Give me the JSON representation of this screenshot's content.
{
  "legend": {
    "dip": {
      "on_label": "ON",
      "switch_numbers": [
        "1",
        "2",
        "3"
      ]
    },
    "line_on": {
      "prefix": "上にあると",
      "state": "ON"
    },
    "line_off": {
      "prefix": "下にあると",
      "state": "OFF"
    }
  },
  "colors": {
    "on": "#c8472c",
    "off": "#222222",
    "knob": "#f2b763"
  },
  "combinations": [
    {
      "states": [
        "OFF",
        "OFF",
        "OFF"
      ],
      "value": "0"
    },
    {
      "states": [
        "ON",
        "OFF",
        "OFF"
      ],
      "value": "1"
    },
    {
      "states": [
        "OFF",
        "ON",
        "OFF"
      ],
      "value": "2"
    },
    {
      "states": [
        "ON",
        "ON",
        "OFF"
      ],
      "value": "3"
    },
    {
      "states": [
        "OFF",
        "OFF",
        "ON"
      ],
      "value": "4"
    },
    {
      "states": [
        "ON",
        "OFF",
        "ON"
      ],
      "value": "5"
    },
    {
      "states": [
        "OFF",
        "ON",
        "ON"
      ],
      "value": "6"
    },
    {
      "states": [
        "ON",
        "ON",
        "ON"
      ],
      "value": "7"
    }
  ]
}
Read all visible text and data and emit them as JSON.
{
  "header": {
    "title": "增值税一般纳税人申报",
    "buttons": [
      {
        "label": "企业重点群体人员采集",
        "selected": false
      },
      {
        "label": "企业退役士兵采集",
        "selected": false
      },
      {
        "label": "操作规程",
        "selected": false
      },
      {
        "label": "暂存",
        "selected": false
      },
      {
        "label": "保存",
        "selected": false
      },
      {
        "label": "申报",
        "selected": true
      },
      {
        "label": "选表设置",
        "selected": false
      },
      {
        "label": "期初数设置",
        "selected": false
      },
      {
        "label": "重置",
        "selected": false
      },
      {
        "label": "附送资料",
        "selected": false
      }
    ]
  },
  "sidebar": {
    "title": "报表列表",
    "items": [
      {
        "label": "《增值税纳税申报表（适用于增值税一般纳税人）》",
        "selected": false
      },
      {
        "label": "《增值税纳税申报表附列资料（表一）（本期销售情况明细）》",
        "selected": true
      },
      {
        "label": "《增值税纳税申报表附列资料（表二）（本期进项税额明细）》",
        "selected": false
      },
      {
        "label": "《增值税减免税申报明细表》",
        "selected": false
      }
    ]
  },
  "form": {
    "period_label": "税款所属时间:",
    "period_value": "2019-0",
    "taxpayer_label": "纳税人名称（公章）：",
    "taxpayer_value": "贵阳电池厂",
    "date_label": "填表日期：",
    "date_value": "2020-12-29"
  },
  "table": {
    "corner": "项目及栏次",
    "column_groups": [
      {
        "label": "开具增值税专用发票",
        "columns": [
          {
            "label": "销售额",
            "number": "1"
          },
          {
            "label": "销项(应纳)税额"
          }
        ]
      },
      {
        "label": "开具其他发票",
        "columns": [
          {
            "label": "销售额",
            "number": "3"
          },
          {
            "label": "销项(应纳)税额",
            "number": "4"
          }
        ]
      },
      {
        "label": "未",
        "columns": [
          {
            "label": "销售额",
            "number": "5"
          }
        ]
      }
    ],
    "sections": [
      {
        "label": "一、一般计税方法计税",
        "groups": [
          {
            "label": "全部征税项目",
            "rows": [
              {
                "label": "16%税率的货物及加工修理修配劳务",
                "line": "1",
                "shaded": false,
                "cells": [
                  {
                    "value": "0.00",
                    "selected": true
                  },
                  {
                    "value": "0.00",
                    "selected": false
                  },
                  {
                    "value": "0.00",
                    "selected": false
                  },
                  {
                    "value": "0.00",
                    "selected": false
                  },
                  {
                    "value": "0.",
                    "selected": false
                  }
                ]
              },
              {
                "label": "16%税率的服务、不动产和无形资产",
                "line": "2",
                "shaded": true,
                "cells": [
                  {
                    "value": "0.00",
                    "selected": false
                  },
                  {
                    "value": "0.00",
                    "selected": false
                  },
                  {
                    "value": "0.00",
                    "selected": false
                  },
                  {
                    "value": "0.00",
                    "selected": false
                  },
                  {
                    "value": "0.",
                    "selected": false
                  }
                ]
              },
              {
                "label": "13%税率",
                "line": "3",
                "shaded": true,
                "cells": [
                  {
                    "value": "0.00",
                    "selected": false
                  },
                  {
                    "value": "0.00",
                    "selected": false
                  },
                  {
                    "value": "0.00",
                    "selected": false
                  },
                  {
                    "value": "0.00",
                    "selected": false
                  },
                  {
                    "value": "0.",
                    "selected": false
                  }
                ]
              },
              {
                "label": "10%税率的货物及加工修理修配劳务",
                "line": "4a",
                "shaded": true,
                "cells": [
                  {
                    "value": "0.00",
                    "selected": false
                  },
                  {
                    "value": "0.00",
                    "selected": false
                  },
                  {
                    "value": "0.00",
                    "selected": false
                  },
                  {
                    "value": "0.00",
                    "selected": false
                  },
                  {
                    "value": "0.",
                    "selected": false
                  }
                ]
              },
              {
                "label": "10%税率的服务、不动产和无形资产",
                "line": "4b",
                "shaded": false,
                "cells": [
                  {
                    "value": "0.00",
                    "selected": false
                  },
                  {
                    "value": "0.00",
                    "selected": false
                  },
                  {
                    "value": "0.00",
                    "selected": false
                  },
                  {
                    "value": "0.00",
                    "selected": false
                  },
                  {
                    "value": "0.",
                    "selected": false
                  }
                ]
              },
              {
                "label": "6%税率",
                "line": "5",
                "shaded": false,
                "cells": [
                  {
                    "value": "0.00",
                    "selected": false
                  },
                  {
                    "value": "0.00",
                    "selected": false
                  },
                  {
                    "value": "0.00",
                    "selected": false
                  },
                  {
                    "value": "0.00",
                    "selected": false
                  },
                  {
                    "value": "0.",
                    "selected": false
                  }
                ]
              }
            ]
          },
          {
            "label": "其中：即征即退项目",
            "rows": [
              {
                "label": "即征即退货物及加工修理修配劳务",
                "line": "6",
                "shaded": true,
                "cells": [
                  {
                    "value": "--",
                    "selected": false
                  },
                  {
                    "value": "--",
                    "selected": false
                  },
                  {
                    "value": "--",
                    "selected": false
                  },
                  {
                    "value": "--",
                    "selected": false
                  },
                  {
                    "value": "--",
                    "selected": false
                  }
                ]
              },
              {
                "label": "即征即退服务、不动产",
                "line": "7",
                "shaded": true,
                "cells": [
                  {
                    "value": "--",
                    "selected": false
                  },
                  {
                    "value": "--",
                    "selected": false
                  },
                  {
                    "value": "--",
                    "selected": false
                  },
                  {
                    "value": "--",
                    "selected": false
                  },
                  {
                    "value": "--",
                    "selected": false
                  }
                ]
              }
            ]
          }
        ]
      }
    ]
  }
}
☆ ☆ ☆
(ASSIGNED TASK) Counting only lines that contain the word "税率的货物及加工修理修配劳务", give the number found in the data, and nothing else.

(RESULT OF THIS TASK) 2